I was seriously sceptical about Mary Magdalene; I was bemused and confused as to why Garth Davis should choose it as his ‘blank check’ movie following his incredible debut with Lion; I’m not a follower of Christ; and the poster was less than inspiring. I worried – call me cynical – that Davis was either making a play for a gazillion dollars at the faith-based box office, or for Rooney Mara (who played the very lacklustre role of Lucy, ‘the girlfriend’, in Lion). The poster implied that he could be having a shot at both. Faith-based movies continue to over-perform at the (American) box office, and there’s a long history of directors falling for actresses in supporting roles in their big debut films and then essentially devoting their next film to shooting them in close-up.
Davis certainly does the latter. It feels like a third of the screen time is spent on Mara’s face. And not speaking: people rarely speak in Mary Magdalene; it is a film of very little dialogue, almost entirely made of mood. But the mood it makes… well, it’s pretty magical. Davis, his production designer Fiona Crombie, his cinematographer Greig Fraser, and, perhaps most importantly, his composers Hildur Guonadottir and Johann Johannsson (whose contribution here represents his final work; he died earlier this year), whose intense, spooky score gives the bulk of the film an oppressive sense of dire impending menace and doom.
Oppressive, but appropriate, because Christ – extremely convincingly, and somehow originally, played by Joaquin Phoenix – knows he’s going to die, and his apostles do too. But it’s also because Christ – as portrayed here – is spooky. This is the first film I’ve seen to truly depict how scary it would be to see someone restore someone’s blindness, let alone bring someone back from the dead. Those scenes, here, colour the entire rest of the film, and, for once, allow the viewer to appreciate just why these apostles are so willing to follow this somewhat berserk, very dusty beardy weirdie through the desert.
The film makes brilliant use of dramatic ellipsis. We experience the story of Christ through Mary Magdalene’s eyes, meaning we don’t see what she doesn’t. Thus, we’re spared all the whipping and other torture so lavishly laid on in Mel Gibson’s The Passion Of The Christ (and most other New Testament adaptations). Davis’ version has her at Christ’s final hours, and, as has become recognised theological canon, his resurrection, but there’s no Herod, no Pilate; indeed, barely any Romans at all.

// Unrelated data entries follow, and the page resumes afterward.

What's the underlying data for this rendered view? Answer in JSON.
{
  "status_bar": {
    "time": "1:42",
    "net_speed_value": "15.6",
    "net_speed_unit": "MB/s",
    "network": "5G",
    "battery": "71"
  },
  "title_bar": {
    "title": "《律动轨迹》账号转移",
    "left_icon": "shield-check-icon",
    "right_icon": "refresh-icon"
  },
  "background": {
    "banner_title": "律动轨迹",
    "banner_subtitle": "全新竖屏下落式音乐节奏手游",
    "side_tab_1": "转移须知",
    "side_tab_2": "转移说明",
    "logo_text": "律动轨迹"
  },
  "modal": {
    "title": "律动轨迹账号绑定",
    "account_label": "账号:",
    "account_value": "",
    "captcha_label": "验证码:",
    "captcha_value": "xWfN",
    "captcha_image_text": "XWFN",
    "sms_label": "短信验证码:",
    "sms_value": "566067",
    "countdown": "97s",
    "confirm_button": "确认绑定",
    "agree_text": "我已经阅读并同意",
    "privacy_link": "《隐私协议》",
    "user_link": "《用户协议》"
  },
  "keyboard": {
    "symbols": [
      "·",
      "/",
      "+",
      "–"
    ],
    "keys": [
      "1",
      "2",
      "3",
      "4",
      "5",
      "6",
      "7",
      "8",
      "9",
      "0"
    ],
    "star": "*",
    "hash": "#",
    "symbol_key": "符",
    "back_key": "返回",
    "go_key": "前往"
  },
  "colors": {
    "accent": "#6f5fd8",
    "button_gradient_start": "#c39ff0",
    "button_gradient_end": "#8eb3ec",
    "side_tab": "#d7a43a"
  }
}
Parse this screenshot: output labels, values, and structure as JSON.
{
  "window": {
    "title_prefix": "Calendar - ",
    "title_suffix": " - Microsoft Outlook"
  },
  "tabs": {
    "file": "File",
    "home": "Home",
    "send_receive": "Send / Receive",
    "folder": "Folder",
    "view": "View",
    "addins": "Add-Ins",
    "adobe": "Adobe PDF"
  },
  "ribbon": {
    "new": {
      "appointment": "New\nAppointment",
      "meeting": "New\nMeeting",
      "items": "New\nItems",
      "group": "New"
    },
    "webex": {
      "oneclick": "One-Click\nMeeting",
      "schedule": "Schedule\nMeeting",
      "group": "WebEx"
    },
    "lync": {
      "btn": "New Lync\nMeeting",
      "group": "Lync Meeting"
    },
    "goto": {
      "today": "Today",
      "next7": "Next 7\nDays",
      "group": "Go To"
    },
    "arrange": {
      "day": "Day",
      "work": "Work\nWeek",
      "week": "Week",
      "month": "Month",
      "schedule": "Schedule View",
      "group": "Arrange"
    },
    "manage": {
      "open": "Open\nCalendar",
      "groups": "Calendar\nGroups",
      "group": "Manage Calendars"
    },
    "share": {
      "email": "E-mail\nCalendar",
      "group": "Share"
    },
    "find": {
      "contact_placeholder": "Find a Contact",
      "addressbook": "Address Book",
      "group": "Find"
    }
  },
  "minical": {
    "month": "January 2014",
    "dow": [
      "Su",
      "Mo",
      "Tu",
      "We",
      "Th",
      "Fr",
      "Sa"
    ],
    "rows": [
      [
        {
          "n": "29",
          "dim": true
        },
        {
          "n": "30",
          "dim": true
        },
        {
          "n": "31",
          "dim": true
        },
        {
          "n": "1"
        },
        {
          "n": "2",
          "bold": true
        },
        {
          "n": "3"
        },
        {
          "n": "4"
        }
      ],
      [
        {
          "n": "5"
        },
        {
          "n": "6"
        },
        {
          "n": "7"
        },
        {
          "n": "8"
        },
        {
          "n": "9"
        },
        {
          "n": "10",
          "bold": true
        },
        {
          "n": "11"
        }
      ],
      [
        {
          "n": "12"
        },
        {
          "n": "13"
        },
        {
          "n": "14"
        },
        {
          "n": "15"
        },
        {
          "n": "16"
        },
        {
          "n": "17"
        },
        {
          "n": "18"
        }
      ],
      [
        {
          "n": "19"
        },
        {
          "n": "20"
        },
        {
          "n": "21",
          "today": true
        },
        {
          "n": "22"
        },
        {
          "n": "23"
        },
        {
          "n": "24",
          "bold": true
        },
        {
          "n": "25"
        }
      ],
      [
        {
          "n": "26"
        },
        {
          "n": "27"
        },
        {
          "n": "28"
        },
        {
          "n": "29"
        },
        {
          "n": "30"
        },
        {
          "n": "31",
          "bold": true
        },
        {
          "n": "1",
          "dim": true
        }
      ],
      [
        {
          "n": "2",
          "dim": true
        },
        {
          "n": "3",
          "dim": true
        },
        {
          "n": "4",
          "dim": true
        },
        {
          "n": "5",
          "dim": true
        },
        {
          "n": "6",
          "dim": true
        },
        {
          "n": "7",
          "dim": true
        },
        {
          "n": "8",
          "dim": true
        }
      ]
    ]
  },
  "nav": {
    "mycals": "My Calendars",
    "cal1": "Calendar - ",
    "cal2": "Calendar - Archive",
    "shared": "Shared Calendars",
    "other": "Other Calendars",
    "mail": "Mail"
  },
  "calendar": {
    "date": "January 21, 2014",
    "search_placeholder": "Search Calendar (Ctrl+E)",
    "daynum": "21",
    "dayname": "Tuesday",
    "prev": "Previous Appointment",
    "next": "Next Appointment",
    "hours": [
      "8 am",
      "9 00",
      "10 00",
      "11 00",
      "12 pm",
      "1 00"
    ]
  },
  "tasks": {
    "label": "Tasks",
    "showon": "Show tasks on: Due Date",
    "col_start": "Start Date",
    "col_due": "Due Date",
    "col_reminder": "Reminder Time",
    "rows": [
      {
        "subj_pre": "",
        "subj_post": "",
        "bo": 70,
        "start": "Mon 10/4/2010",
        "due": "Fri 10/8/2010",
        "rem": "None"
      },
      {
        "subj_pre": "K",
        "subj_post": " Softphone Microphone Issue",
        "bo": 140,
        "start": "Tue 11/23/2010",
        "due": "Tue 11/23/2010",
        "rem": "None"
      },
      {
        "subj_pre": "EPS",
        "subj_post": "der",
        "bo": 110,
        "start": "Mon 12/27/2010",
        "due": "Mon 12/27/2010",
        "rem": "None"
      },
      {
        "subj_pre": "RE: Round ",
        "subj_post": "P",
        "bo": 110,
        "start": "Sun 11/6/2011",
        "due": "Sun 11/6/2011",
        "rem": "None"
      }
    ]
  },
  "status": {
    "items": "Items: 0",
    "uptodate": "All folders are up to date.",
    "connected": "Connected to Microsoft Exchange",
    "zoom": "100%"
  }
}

That’s all the good stuff. The frustrating thorn is that the film may as well have been called Judas or Peter. Mary is a completely passive lead character (after a truncated first act that shows her, briefly, pre-Jesus), essentially spending the film staring with wide-eyed wonder at Christ, as do Judas (Tahar Rahim) and Peter (Chiwetel Ejiofor). If Davis had simply used more close-ups of either of them, he could call it their movie (and, theoretically, could edit an alternative version of the film to do just that). Ultimately, the title is a cheat; this is not Mary’s story. Like all New Testament films, this is the story of Jesus Christ, pure and simple, even if he has less close-ups.